What the task requires
Show all lines of the listing that contain the word "LAPTOP".

------------

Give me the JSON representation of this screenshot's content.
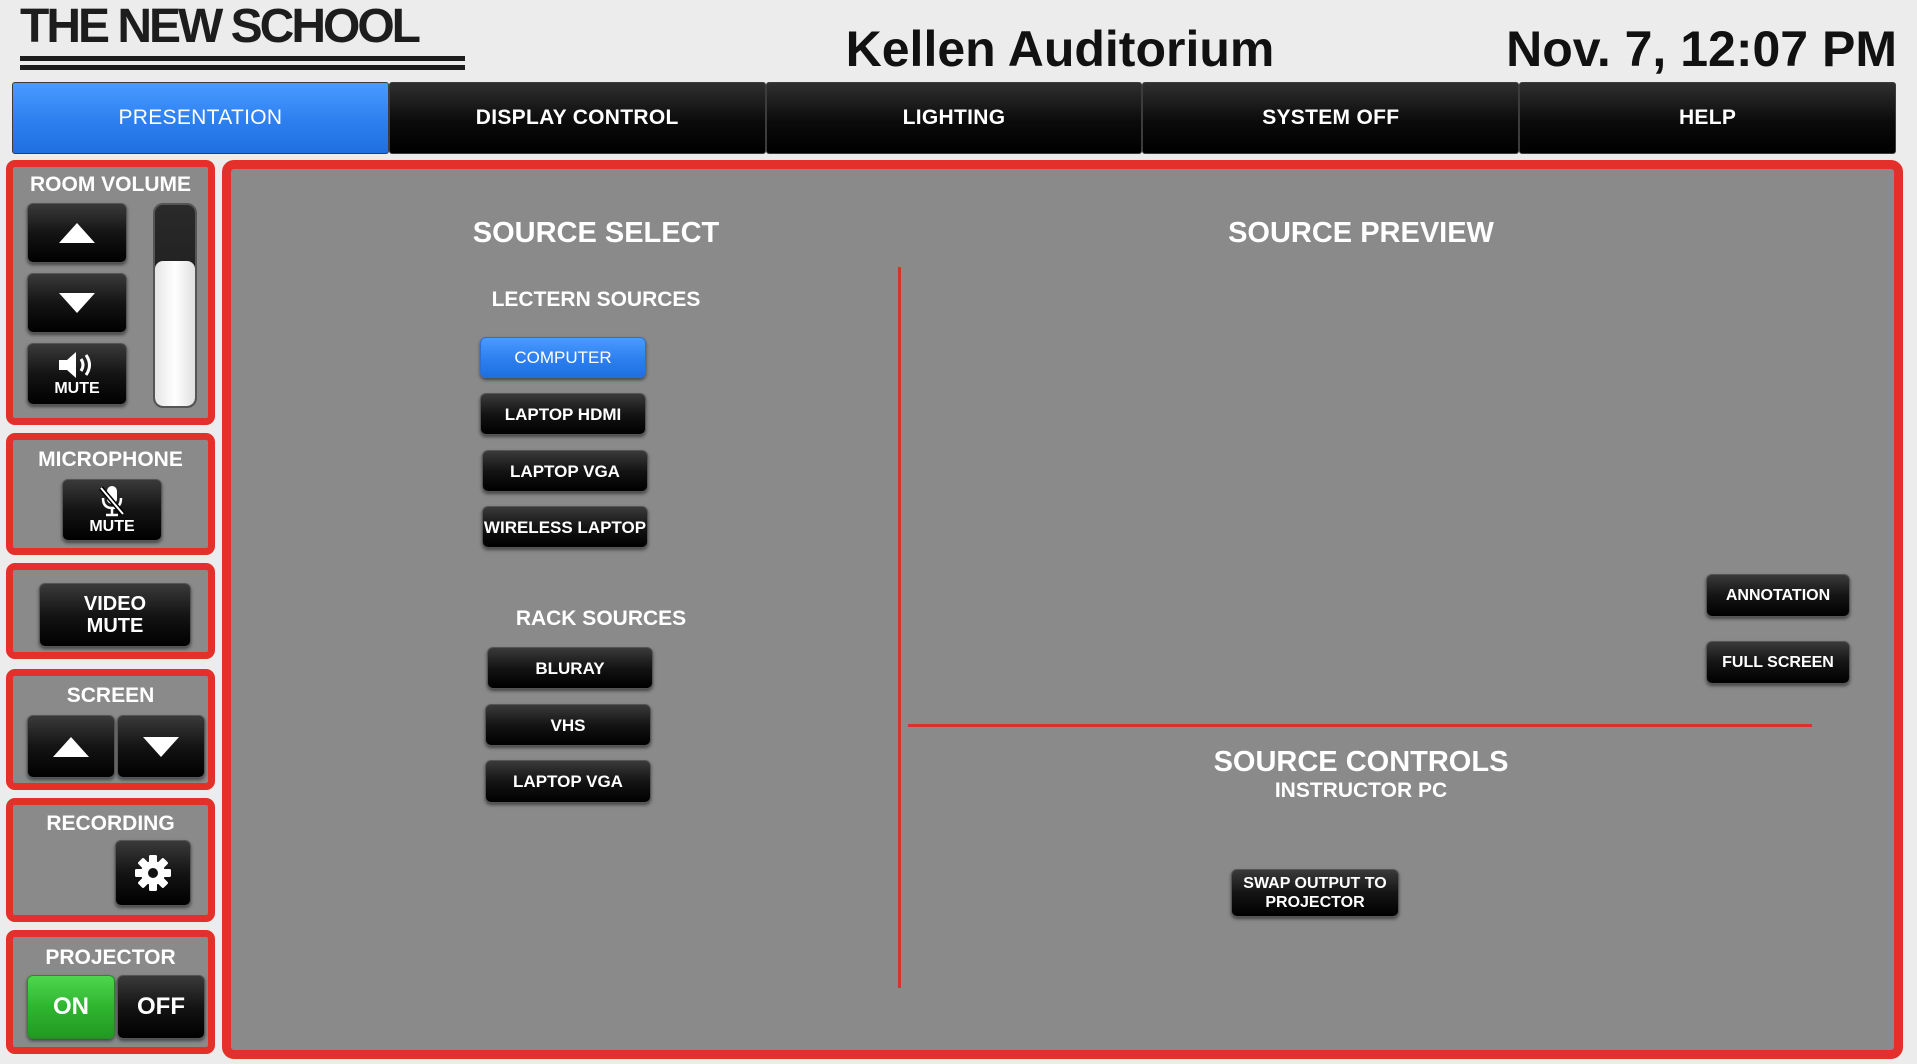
{
  "header": {
    "logo_text": "THE NEW SCHOOL",
    "room_name": "Kellen Auditorium",
    "datetime": "Nov. 7, 12:07 PM"
  },
  "tabs": [
    {
      "label": "PRESENTATION",
      "active": true
    },
    {
      "label": "DISPLAY CONTROL",
      "active": false
    },
    {
      "label": "LIGHTING",
      "active": false
    },
    {
      "label": "SYSTEM OFF",
      "active": false
    },
    {
      "label": "HELP",
      "active": false
    }
  ],
  "sidebar": {
    "room_volume": {
      "label": "ROOM VOLUME",
      "mute_label": "MUTE",
      "level_fraction": 0.72
    },
    "microphone": {
      "label": "MICROPHONE",
      "mute_label": "MUTE"
    },
    "video_mute": {
      "label_line1": "VIDEO",
      "label_line2": "MUTE"
    },
    "screen": {
      "label": "SCREEN"
    },
    "recording": {
      "label": "RECORDING"
    },
    "projector": {
      "label": "PROJECTOR",
      "on_label": "ON",
      "off_label": "OFF",
      "state": "on"
    }
  },
  "main": {
    "source_select": {
      "title": "SOURCE SELECT",
      "lectern_heading": "LECTERN SOURCES",
      "lectern_sources": [
        "COMPUTER",
        "LAPTOP HDMI",
        "LAPTOP VGA",
        "WIRELESS LAPTOP"
      ],
      "active_source": "COMPUTER",
      "rack_heading": "RACK SOURCES",
      "rack_sources": [
        "BLURAY",
        "VHS",
        "LAPTOP VGA"
      ]
    },
    "source_preview": {
      "title": "SOURCE PREVIEW",
      "annotation_label": "ANNOTATION",
      "fullscreen_label": "FULL SCREEN"
    },
    "source_controls": {
      "title": "SOURCE CONTROLS",
      "subtitle": "INSTRUCTOR PC",
      "swap_label_line1": "SWAP OUTPUT TO",
      "swap_label_line2": "PROJECTOR"
    }
  },
  "colors": {
    "accent_blue": "#2d7ff0",
    "border_red": "#e3302a",
    "panel_gray": "#8a8a8a",
    "on_green": "#2fb52f"
  }
}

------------

Exercise answer
        "LAPTOP HDMI",
        "LAPTOP VGA",
        "WIRELESS LAPTOP"
        "LAPTOP VGA"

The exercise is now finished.